    I was sucessful in finding more errors in the documentation.
    The resistors in the 12 Volt system metering configuration do not agree
    with the values given in the table on the other side of the datasheet.

    I would be interested if anyone ever got it working from the datasheet provided.
    It looks like following that info could result in destroying the product.

    I tried the easy way with a 9 Volt battery and got the same results.
    it counts and does some other wierd things when voltage in is connected to nothing.
  8. Art

    Distinguished Member

    Sep 10, 2007
  9. SgtWookie


    Jul 17, 2007
    Nice job, Art :)

    I got a blast of nostalgia from your use of the skateboard wheel assemblies. When I was a teenager, I used a skateboard to move a newly-assembled Fiat engine up from the basement via some 2x12's and an assist from a block & tackle ;)

    Is the battery you're using rated deep-cycle? If not, you might think about getting one as a standard auto battery will have a short life when used as you are. Deep-cycle batteries are constructed differently; the plates are much thicker.

    Looks like you're camping in the woods - peaceful spot. But you'll have a bugger of a time trying to charge the battery with solar panels in the woods. Perhaps you could construct a small steam engine or mini-turbine instead; you could use a DC motor as a generator. Something to ponder, anyway.
  10. Art

    Distinguished Member

    Sep 10, 2007
    Thanks :)
    I can't make noise, and don't really think I want to.
    19 hours + of sat TV out of a single charge is enough :D
    The only problem is only 4 hours out of my desktop PC. I need a lappy!

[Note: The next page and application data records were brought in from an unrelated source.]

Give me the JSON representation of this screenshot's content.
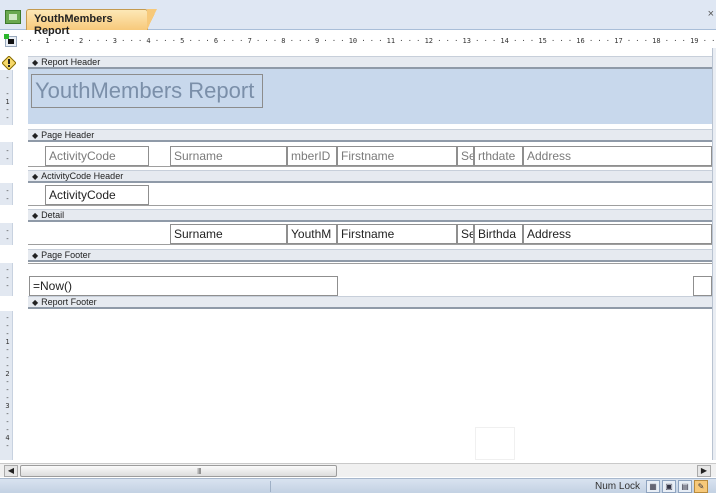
{
  "tab": {
    "title": "YouthMembers Report",
    "close": "×"
  },
  "ruler": {
    "horizontal": "· · · 1 · · · 2 · · · 3 · · · 4 · · · 5 · · · 6 · · · 7 · · · 8 · · · 9 · · · 10 · · · 11 · · · 12 · · · 13 · · · 14 · · · 15 · · · 16 · · · 17 · · · 18 · · · 19 · · ·",
    "v_report_header": "-\n\n-\n1\n-\n-",
    "v_page_header": "-\n-",
    "v_group_header": "-\n-",
    "v_detail": "-\n-",
    "v_page_footer": "-\n-\n-",
    "v_report_footer": "-\n-\n-\n1\n-\n-\n-\n2\n-\n-\n-\n3\n-\n-\n-\n4\n-"
  },
  "sections": {
    "report_header": "Report Header",
    "page_header": "Page Header",
    "group_header": "ActivityCode Header",
    "detail": "Detail",
    "page_footer": "Page Footer",
    "report_footer": "Report Footer"
  },
  "report_title": "YouthMembers Report",
  "page_header_labels": {
    "activity_code": "ActivityCode",
    "surname": "Surname",
    "member_id": "mberID",
    "firstname": "Firstname",
    "sex": "Se",
    "birthdate": "rthdate",
    "address": "Address"
  },
  "group_header_field": "ActivityCode",
  "detail_fields": {
    "surname": "Surname",
    "youth_m": "YouthM",
    "firstname": "Firstname",
    "sex": "Se",
    "birthdate": "Birthda",
    "address": "Address"
  },
  "page_footer_field": "=Now()",
  "hscroll": {
    "left": "◀",
    "right": "▶",
    "grip": "III"
  },
  "status": {
    "num_lock": "Num Lock",
    "view_buttons": [
      "▦",
      "▣",
      "▤",
      "✎"
    ]
  }
}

    The skateboard was only $16 AU, so having occasional back trouble, how could I not :)
    I will burn the deck next time I light a fire to get full value out of it too!

    I'm looking at spending $800 AU on an 80 Watt panel that should cover one whole side of that green tent.

    The battery is 13 plate, but a cheapie.. not too woried about overall service life,
    just single charge cycle.
    I discharge it no less than 12.0 Volts, but probably won't go that far on most occasions.

    Next time I mihgt spend a little more on a number of sealed batteries wired parallel.